Referencing Art History

Botticelli's Venus, Donatello's David,

and David Jones

As many of the essays in this issue show, David Jones references cultural, literary and art historical resources from throughout western civilization. The comparisons below show how Jones uses two iconic art works as a method of portraying his own, personal mythological view of the world. Jones's goddess in Aphrodite in Aulis is, as he has stated, a compendium of many goddesses, but offers suggestions of Botticelli's The Birth of Venus. And his soldiers, one from Aphrodite... and the other from the frontispiece to In Parenthesis, echo Donatello's David. Jones's work is rich with exploring a sense of continuity within artistic traditions.

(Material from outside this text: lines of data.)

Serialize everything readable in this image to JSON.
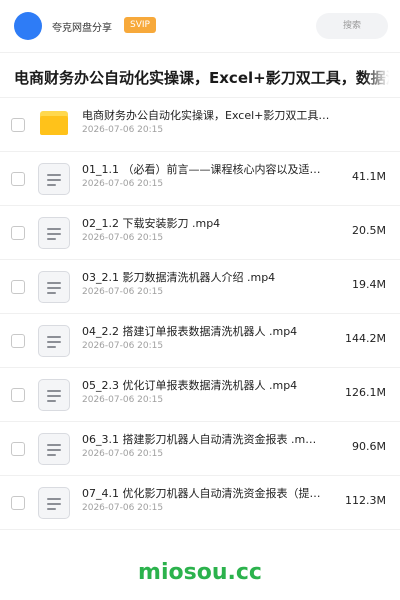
{
  "header": {
    "user_name": "夸克网盘分享",
    "badge": "SVIP",
    "search_placeholder": "搜索"
  },
  "share_title": "电商财务办公自动化实操课，Excel+影刀双工具，数据清洗",
  "files": [
    {
      "type": "folder",
      "name": "电商财务办公自动化实操课，Excel+影刀双工具，…",
      "date": "2026-07-06 20:15",
      "size": ""
    },
    {
      "type": "file",
      "name": "01_1.1 （必看）前言——课程核心内容以及适合…",
      "date": "2026-07-06 20:15",
      "size": "41.1M"
    },
    {
      "type": "file",
      "name": "02_1.2 下载安装影刀 .mp4",
      "date": "2026-07-06 20:15",
      "size": "20.5M"
    },
    {
      "type": "file",
      "name": "03_2.1 影刀数据清洗机器人介绍 .mp4",
      "date": "2026-07-06 20:15",
      "size": "19.4M"
    },
    {
      "type": "file",
      "name": "04_2.2 搭建订单报表数据清洗机器人 .mp4",
      "date": "2026-07-06 20:15",
      "size": "144.2M"
    },
    {
      "type": "file",
      "name": "05_2.3 优化订单报表数据清洗机器人 .mp4",
      "date": "2026-07-06 20:15",
      "size": "126.1M"
    },
    {
      "type": "file",
      "name": "06_3.1 搭建影刀机器人自动清洗资金报表 .m…",
      "date": "2026-07-06 20:15",
      "size": "90.6M"
    },
    {
      "type": "file",
      "name": "07_4.1 优化影刀机器人自动清洗资金报表（提取…",
      "date": "2026-07-06 20:15",
      "size": "112.3M"
    }
  ],
  "watermark": "miosou.cc",
  "colors": {
    "accent": "#2e7cf6",
    "badge": "#f7a93b",
    "watermark": "#2bb24c",
    "folder": "#ffc21a"
  }
}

Click the image detail for
Aphrodite in Aulis and In Parenthesis
for fuller views of those works.

Detail from Aphrodite in Aulis, 1941


Detail from Botticelli's
The Birth of Venus, c. 1485-87

detail of soldier from
Aphrodite in Aulis, 1941

Statue of David
by Donatello
bronze, c. 1440s

detail of soldier from the
frontispiece to In Parenthesis

David Jones images are ©Estate of David Jones